(Photo by Jenny Graham/SCR)
Written by Patrick Chavis
A Tiger parent is a form of strict child-rearing with an intense focus on academic success. It’s typically associated with Chinese culture. Amy Chua created the term Tiger mother in her famous book Battle Hymn of the Tiger Mother.
Tiger Style, an Asian American comedy about two overachieving siblings, is now playing at South Coast Repertory from May 15 – June 5, 2022.

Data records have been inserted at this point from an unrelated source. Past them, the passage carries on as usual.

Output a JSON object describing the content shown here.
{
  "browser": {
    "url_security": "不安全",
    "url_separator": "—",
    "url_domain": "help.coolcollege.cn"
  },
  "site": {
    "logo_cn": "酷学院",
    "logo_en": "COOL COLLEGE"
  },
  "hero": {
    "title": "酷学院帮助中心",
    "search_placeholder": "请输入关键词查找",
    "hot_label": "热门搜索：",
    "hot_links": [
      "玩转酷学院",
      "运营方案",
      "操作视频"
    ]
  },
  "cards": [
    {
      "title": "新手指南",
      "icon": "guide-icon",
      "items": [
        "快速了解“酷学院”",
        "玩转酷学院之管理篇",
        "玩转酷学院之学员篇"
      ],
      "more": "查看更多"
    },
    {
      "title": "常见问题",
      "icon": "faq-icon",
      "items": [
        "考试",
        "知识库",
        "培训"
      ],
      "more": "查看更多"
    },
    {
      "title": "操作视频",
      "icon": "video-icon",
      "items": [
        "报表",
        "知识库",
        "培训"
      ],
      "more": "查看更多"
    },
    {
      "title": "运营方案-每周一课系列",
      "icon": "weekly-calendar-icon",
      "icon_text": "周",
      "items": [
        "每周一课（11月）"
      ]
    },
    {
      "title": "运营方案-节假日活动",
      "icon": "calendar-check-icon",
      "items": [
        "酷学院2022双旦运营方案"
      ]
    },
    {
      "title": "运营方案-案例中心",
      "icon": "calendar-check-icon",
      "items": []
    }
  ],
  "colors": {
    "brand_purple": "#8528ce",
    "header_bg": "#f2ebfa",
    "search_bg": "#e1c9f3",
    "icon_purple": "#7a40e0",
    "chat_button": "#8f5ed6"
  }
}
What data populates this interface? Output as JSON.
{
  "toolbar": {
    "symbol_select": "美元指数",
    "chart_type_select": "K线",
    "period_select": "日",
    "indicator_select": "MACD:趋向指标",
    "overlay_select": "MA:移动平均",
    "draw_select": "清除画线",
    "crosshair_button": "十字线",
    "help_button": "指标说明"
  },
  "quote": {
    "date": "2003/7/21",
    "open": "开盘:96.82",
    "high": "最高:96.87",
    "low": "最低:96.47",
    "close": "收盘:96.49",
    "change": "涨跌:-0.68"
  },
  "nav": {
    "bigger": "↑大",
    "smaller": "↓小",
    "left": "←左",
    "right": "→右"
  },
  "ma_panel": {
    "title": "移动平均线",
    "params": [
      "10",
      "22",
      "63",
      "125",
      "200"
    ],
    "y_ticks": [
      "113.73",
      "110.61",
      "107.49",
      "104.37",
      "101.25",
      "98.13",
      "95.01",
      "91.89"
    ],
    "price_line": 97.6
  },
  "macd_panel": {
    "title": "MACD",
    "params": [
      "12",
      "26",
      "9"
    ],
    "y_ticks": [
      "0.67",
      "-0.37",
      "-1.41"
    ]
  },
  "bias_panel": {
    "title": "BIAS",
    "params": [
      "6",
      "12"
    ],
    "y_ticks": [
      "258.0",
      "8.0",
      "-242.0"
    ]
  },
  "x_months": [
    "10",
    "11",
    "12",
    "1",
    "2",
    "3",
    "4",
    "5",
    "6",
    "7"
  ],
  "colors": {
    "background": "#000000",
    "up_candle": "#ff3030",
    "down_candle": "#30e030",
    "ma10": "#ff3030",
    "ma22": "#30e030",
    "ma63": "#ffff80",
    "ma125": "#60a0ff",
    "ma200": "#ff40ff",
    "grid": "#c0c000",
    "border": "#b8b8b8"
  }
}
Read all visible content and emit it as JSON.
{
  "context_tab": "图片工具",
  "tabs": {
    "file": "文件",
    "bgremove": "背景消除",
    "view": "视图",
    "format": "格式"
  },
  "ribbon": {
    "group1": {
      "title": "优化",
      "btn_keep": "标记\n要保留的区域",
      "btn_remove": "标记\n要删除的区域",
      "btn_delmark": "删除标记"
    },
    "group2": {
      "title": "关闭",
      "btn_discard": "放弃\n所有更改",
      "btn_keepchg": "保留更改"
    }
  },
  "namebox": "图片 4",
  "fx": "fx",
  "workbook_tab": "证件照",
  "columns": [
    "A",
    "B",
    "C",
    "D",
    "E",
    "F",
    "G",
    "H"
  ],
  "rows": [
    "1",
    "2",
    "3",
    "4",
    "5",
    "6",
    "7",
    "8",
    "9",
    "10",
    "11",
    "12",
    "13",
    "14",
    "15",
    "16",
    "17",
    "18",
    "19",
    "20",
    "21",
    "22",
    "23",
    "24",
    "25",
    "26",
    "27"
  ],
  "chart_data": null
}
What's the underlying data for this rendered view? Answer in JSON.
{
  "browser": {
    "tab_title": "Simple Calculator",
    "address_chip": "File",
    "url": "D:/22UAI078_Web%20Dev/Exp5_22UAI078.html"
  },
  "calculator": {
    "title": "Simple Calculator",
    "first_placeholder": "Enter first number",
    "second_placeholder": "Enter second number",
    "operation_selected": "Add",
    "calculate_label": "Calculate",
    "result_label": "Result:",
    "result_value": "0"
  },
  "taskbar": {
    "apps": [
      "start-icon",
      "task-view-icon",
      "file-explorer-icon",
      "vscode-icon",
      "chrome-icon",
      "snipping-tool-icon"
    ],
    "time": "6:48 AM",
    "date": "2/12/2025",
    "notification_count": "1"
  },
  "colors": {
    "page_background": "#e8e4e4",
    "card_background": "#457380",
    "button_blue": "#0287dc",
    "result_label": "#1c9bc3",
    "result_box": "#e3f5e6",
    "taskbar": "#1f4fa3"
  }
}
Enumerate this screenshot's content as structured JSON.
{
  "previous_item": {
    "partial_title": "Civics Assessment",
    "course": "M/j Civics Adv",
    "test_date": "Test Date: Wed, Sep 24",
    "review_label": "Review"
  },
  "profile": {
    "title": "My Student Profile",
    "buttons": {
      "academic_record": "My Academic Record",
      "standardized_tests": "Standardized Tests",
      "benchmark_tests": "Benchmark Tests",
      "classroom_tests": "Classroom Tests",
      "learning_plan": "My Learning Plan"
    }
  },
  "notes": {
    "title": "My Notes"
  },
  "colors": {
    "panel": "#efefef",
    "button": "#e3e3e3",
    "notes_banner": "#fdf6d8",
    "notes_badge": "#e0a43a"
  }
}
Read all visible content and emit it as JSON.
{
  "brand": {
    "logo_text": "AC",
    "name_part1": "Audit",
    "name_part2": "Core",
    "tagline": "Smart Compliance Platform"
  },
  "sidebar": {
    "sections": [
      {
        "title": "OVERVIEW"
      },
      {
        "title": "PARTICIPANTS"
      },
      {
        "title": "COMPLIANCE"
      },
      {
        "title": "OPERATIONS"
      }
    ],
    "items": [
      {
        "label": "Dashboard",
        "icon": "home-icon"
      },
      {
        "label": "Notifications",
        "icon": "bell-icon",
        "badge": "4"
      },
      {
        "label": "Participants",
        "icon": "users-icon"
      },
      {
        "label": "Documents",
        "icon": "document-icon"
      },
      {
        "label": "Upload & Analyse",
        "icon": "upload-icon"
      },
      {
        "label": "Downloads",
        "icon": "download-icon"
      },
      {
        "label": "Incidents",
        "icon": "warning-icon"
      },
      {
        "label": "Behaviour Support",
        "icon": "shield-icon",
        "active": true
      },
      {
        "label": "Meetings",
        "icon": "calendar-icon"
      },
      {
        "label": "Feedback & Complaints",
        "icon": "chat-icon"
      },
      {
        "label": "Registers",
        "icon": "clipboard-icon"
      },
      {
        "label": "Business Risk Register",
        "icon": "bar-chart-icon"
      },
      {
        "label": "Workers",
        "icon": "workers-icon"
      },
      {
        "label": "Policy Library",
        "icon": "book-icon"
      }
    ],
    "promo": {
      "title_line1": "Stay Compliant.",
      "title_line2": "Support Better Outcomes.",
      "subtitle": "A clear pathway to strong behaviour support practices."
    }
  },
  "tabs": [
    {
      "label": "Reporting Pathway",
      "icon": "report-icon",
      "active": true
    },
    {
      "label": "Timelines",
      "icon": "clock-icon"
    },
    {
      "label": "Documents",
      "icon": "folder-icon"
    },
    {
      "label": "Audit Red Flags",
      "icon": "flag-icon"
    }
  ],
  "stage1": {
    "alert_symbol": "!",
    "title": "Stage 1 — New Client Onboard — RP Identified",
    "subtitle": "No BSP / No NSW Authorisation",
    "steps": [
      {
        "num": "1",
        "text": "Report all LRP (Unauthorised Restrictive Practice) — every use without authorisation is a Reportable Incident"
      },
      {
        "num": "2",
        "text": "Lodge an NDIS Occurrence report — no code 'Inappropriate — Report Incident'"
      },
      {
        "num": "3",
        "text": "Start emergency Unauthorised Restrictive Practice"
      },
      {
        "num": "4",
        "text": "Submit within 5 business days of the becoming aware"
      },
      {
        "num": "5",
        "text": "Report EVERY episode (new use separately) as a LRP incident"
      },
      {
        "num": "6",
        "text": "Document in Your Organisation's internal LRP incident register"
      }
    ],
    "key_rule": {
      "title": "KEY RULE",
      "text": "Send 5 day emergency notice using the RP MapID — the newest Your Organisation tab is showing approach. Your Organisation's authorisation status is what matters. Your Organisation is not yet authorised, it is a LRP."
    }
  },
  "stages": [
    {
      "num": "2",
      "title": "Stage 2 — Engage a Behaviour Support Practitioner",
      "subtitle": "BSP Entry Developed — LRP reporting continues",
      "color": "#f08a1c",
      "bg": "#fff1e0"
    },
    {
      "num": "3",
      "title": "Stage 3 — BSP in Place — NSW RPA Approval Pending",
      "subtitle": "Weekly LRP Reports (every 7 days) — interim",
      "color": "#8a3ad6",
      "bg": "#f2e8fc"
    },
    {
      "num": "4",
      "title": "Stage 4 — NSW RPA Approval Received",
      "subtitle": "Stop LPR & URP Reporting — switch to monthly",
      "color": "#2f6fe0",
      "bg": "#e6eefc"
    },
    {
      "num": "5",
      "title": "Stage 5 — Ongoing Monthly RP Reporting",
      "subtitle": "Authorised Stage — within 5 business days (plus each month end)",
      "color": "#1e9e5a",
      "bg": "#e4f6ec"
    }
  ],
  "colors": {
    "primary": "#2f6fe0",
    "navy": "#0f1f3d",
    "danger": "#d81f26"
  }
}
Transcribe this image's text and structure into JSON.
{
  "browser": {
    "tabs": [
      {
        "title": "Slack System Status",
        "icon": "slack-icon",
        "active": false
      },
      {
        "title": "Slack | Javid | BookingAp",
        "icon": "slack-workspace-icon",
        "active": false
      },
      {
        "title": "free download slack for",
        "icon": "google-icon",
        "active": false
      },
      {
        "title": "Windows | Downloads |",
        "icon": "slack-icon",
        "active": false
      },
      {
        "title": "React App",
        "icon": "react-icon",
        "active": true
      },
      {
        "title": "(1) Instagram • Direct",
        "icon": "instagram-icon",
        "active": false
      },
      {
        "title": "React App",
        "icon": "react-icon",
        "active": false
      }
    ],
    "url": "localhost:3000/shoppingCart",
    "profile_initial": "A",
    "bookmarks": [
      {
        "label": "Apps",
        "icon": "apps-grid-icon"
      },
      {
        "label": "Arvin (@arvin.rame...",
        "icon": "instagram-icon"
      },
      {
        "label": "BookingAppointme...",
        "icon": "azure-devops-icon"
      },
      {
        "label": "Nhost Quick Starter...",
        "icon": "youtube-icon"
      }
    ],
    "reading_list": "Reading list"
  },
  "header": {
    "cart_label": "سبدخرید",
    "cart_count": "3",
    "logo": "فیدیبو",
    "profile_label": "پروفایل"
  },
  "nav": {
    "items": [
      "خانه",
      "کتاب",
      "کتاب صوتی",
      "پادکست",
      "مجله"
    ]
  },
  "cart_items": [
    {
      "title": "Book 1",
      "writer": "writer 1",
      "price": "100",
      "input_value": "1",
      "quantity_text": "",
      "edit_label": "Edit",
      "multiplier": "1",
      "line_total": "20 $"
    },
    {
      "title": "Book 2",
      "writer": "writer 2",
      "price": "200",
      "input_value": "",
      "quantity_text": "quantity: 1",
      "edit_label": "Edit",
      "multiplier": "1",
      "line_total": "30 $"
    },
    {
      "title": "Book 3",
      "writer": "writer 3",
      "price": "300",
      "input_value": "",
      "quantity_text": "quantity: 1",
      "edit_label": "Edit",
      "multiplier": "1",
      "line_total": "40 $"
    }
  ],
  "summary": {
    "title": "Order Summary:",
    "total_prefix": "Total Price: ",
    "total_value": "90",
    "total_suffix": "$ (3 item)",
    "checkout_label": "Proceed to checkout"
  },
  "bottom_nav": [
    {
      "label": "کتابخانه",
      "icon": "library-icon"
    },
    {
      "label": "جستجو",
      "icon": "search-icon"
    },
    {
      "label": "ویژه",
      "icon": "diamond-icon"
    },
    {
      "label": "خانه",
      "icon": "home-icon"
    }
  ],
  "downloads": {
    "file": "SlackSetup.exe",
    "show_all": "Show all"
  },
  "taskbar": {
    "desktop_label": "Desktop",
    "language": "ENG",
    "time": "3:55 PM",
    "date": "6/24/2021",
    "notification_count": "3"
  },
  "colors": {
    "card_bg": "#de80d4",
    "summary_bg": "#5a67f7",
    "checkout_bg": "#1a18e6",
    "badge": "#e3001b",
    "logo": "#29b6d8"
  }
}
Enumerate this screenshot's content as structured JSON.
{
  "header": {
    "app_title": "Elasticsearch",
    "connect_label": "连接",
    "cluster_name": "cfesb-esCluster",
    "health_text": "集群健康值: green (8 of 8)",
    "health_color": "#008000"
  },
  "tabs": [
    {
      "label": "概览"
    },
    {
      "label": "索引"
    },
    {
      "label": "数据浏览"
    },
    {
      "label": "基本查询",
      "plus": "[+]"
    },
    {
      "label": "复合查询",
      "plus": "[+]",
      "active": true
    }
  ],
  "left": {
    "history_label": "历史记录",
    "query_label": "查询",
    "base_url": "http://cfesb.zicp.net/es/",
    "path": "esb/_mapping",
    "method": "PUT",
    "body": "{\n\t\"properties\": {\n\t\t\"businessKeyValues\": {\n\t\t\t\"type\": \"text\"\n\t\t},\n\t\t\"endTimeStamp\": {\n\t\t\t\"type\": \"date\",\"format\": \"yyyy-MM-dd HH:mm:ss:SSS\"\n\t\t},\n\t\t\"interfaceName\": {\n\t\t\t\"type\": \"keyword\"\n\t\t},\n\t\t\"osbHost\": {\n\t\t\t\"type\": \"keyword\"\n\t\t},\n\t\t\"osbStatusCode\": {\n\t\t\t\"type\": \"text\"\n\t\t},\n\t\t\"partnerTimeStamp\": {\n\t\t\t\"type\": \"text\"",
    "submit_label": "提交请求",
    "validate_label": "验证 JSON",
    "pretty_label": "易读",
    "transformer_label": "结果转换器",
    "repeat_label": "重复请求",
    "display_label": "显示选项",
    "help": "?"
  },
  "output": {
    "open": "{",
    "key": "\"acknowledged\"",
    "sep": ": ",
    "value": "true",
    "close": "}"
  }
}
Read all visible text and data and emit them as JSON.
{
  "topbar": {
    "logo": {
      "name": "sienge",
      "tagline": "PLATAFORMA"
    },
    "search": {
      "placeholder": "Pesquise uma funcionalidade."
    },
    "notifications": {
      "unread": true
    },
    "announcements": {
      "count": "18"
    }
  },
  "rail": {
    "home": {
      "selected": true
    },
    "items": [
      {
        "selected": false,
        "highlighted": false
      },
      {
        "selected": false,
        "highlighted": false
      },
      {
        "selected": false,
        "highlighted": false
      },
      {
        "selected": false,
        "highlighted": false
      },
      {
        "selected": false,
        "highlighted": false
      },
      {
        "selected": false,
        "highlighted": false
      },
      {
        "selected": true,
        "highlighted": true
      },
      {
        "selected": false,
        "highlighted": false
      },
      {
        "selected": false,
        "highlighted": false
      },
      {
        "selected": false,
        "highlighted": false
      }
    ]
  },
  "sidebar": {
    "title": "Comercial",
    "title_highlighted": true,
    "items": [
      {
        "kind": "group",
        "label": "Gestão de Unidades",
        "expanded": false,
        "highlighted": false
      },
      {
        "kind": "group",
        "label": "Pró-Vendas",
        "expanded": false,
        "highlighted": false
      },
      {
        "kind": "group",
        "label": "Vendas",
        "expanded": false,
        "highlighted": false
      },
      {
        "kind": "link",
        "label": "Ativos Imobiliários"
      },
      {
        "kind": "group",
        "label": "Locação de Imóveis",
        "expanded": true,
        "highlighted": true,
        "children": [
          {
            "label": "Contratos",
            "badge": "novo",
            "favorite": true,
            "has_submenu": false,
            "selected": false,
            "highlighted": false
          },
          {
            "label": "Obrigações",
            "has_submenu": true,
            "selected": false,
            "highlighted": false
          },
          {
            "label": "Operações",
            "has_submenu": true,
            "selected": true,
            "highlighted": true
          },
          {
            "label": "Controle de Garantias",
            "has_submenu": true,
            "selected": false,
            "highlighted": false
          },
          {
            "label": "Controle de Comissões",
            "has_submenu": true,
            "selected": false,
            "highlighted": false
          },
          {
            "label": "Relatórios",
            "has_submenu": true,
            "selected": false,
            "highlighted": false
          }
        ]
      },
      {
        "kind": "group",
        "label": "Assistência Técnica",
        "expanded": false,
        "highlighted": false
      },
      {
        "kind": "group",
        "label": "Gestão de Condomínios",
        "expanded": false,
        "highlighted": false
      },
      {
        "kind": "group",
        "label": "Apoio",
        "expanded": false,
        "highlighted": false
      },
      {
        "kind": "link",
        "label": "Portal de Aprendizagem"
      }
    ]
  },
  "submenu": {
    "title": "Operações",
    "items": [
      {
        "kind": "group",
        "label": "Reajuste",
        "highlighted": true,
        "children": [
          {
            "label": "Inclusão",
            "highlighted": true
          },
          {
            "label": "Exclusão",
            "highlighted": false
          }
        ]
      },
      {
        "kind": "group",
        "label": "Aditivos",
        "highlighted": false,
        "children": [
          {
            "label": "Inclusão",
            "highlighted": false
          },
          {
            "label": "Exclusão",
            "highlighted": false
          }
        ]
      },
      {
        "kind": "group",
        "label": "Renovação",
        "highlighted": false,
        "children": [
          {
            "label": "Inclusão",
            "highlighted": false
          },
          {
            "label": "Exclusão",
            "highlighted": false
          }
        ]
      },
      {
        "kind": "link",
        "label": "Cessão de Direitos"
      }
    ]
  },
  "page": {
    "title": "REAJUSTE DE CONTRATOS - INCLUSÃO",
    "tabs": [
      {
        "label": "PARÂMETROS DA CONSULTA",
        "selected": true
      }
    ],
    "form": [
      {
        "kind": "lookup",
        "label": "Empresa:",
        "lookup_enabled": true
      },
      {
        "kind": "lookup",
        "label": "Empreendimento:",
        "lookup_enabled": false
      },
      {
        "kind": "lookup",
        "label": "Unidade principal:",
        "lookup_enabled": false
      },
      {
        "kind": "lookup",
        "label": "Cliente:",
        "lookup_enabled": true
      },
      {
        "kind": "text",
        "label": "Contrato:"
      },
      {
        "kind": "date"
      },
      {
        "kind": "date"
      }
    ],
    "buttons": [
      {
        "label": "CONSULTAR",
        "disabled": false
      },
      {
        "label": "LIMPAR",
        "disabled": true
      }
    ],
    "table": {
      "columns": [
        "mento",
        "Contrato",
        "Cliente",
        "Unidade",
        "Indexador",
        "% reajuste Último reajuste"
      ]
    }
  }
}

Tiger Style is about two Chinese American siblings: Albert Chen, played by Jon Norman Schneider, and Jennifer Chen, played by Amy Kim Waschke. Jennifer is a successful oncologist — a doctor specializing in cancer. Albert is a software engineer making a respectable living, but he lags behind his overachieving sister. Even though both siblings have found academic and financial success, they blame their Tiger parents for making them feel unfulfilled socially. Mom was played by Emily Kuroda, and Daisuke Tsuji played Dad. Because of unfortunate circumstances, Ryan Yu, the original actor that plays Tzi Chuan/ Melvin/ Dad and General Tso, could not perform the night I watched.
It’s refreshing to watch a script and a show so current and relevant on stage with such sharp, biting comedy. Mike Lew’s satirical comedy is so American, and it’s juxtaposed so well with this story about the struggle to be accepted as American. Asian American identity or more specifically in this play Chinese American identity is never fully embraced in American culture instead it’s in this permanent, foreigner, limbo status even after generations of assimilation. Near the end of the play, without adding any spoilers, Lew puts together this solid visual image of this dehumanizing social stigma that hurts Chinese Americans. It’s no stretch to see how it affects other Asian immigrants coming into America as well. The play goes way beyond a surface-level analysis of culture, pushing away this very basic, powerfully ignorant thought that financial and academic success are the things that make us whole or accepted as people.
The chemistry and comedy between this brother and sister had me crying out laughing most of the show, and it builds as things get more and more intense as they start to rebel. The supporting characters were the glue that supported this comedy. All three of the actors played multiple characters. Derek Manson plays a myriad of jerks to perfection. I’m laughing about his performance as I’m writing this article. Emily Kuroda’s performance as Chen is something you don’t want to miss. So funny.
The set movement and the costumes were all performed at a high theatrical level. Because of unfortunate circumstances, one of the actors did have to read off the script, but the show must go on. Hopefully, this aspect of the show is rectified, and don’t let that deter you. It’s still very well done.